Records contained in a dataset
"""
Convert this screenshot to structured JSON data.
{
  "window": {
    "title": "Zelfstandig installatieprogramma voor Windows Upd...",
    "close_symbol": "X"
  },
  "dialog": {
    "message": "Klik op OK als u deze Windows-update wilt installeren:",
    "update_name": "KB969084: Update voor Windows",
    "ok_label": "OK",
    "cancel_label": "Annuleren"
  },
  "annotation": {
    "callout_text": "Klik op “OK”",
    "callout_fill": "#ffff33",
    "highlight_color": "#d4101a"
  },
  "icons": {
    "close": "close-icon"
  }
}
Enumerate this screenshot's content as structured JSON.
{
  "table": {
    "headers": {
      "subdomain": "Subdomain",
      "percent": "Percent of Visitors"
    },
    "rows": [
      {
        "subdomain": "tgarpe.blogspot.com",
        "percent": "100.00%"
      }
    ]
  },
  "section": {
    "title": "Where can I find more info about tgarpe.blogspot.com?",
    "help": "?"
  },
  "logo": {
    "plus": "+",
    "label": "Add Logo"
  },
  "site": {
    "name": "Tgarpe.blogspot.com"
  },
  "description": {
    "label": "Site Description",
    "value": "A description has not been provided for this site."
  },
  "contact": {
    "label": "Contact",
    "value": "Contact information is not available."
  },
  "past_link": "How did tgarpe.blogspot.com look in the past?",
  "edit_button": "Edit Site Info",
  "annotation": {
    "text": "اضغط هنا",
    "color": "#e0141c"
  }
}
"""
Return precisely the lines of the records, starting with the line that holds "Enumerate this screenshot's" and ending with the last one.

Enumerate this screenshot's content as structured JSON.
{
  "table": {
    "headers": {
      "subdomain": "Subdomain",
      "percent": "Percent of Visitors"
    },
    "rows": [
      {
        "subdomain": "tgarpe.blogspot.com",
        "percent": "100.00%"
      }
    ]
  },
  "section": {
    "title": "Where can I find more info about tgarpe.blogspot.com?",
    "help": "?"
  },
  "logo": {
    "plus": "+",
    "label": "Add Logo"
  },
  "site": {
    "name": "Tgarpe.blogspot.com"
  },
  "description": {
    "label": "Site Description",
    "value": "A description has not been provided for this site."
  },
  "contact": {
    "label": "Contact",
    "value": "Contact information is not available."
  },
  "past_link": "How did tgarpe.blogspot.com look in the past?",
  "edit_button": "Edit Site Info",
  "annotation": {
    "text": "اضغط هنا",
    "color": "#e0141c"
  }
}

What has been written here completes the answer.